“Terror from Below” was last week’s History of Surfing post. This one felt a bit personal. Blue Water, White Death (1971) was my big-screen introduction to sharks, Jaws followed four short years later, then a 20-foot white separated Lew Boren from his ribcage in a fatal 1981 attack. Three events designed to scare the hell out of a young surfer, especially if that kid is a big ’fraidy cat by nature. Yet sharks never haunted me. Maybe because I lived and surfed almost exclusively in Santa Monica Bay and points south, and was always good at parsing odds; even at 15 I knew the odds were in my favor. Also, worrying about sharks would have cut into me worrying about Christina Stevens or Sue Drake or whatever teenage femme fatal was chewing up my equilibrium on any given month.

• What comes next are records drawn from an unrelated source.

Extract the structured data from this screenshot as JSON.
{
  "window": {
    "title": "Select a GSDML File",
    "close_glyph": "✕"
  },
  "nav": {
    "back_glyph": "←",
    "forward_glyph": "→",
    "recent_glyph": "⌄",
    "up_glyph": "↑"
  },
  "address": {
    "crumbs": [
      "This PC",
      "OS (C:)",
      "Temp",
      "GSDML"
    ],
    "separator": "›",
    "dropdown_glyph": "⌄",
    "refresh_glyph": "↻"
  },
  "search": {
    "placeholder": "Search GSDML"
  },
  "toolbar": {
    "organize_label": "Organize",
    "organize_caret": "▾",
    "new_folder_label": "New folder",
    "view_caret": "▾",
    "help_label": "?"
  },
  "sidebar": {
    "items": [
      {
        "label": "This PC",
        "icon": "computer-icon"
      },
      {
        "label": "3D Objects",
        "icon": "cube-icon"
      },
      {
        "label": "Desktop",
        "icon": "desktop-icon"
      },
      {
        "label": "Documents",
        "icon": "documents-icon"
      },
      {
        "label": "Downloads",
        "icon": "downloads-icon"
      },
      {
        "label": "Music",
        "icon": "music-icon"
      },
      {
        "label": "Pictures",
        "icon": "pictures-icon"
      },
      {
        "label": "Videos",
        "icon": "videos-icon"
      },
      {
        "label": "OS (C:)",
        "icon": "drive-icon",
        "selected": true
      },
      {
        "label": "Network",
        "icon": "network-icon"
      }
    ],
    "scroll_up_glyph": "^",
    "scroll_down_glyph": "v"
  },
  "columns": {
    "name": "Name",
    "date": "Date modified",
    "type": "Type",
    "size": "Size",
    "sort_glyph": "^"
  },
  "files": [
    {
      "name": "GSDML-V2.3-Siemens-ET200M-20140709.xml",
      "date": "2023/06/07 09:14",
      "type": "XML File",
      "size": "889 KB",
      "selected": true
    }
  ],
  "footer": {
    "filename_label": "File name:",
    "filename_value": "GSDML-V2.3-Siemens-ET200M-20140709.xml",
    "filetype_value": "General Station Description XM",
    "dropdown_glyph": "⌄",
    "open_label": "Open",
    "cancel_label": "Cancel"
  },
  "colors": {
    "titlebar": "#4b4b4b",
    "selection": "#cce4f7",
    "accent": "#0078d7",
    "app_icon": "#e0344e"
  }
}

Even after moving to the Bay Area, where I spent 20 years semi-regularly surfing actual sharky breaks, I was okay. More or less. Ass-clenched for sure while paddling in at dusk at a reef just north of Mavs with pinnipeds barking on a huge flat rock behind me and on the distant shore before me. But fine once I hit the beach. Never saw so much as a fin or a suspicious whorl and, again, worrying about death from below would have interfered with worrying about getting caught inside, or head-butting the reef . . . or just kooking out in front of friends and peers, for that matter, prideful thing that I was.

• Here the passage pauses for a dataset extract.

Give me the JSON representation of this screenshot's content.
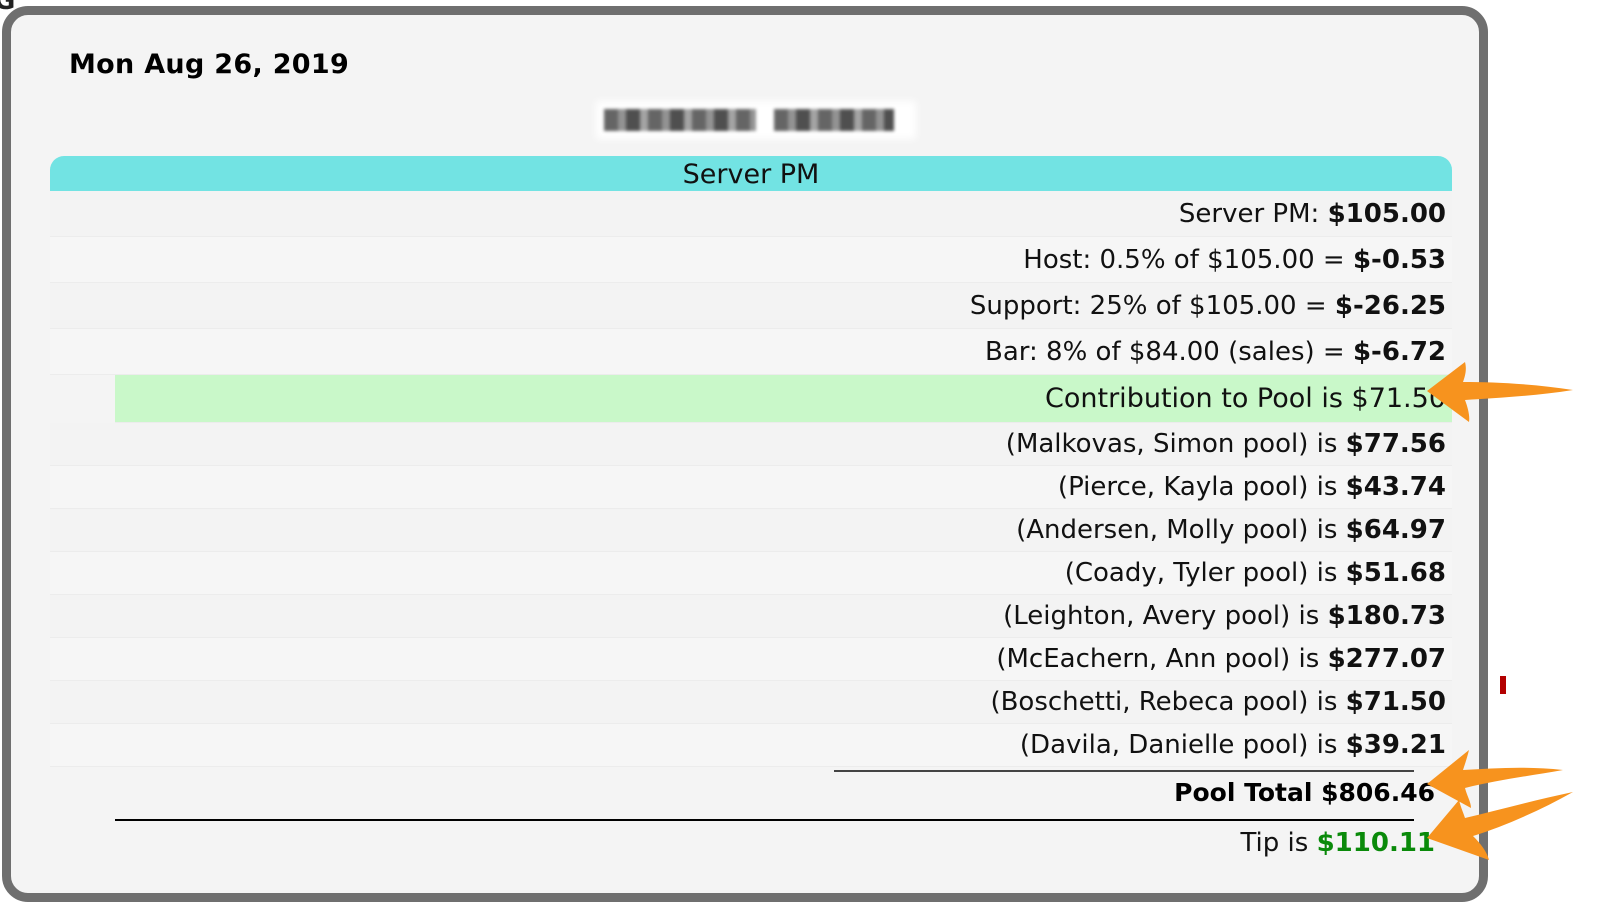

Above the Roar newcomer Neridah Falconer is not afraid of sharks would be my guess. The 2002 Triple Crown winner was the coolest of customers on the women’s pro tour during the ’90s and early ’00s, probably too cool for her own good. Neridah flew so far under radar that you never really saw her till she was raising a winner’s trophy overhead and smiling a shy smile.

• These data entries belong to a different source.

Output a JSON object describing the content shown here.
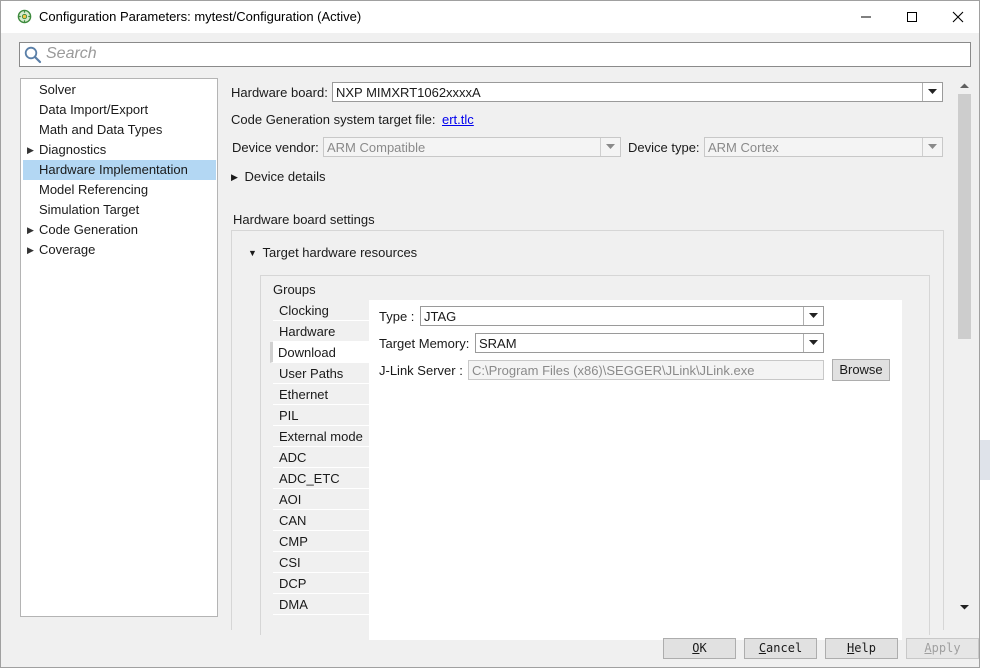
{
  "window": {
    "title": "Configuration Parameters: mytest/Configuration (Active)"
  },
  "search": {
    "placeholder": "Search"
  },
  "tree": {
    "items": [
      {
        "label": "Solver",
        "expandable": false,
        "selected": false
      },
      {
        "label": "Data Import/Export",
        "expandable": false,
        "selected": false
      },
      {
        "label": "Math and Data Types",
        "expandable": false,
        "selected": false
      },
      {
        "label": "Diagnostics",
        "expandable": true,
        "selected": false
      },
      {
        "label": "Hardware Implementation",
        "expandable": false,
        "selected": true
      },
      {
        "label": "Model Referencing",
        "expandable": false,
        "selected": false
      },
      {
        "label": "Simulation Target",
        "expandable": false,
        "selected": false
      },
      {
        "label": "Code Generation",
        "expandable": true,
        "selected": false
      },
      {
        "label": "Coverage",
        "expandable": true,
        "selected": false
      }
    ]
  },
  "hardware": {
    "board_label": "Hardware board:",
    "board_value": "NXP MIMXRT1062xxxxA",
    "target_file_label": "Code Generation system target file:",
    "target_file_link": "ert.tlc",
    "vendor_label": "Device vendor:",
    "vendor_value": "ARM Compatible",
    "type_label": "Device type:",
    "type_value": "ARM Cortex",
    "device_details": "Device details",
    "board_settings": "Hardware board settings",
    "target_resources": "Target hardware resources",
    "groups_label": "Groups",
    "groups": [
      "Clocking",
      "Hardware",
      "Download",
      "User Paths",
      "Ethernet",
      "PIL",
      "External mode",
      "ADC",
      "ADC_ETC",
      "AOI",
      "CAN",
      "CMP",
      "CSI",
      "DCP",
      "DMA"
    ],
    "active_group": "Download",
    "download": {
      "type_label": "Type :",
      "type_value": "JTAG",
      "memory_label": "Target Memory:",
      "memory_value": "SRAM",
      "jlink_label": "J-Link Server :",
      "jlink_value": "C:\\Program Files (x86)\\SEGGER\\JLink\\JLink.exe",
      "browse_label": "Browse"
    }
  },
  "footer": {
    "ok": {
      "mnemonic": "O",
      "rest": "K"
    },
    "cancel": {
      "mnemonic": "C",
      "rest": "ancel"
    },
    "help": {
      "mnemonic": "H",
      "rest": "elp"
    },
    "apply": {
      "mnemonic": "A",
      "rest": "pply"
    }
  },
  "colors": {
    "selection": "#b3d7f3",
    "link": "#0000ee",
    "window_bg": "#f0f0f0"
  }
}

Wait a minute. Shy . . . or sharky?
Tom Carroll, he of the perfectly raised eyebrow and bulbous seam-splitting thighs, coming up this week. Power up!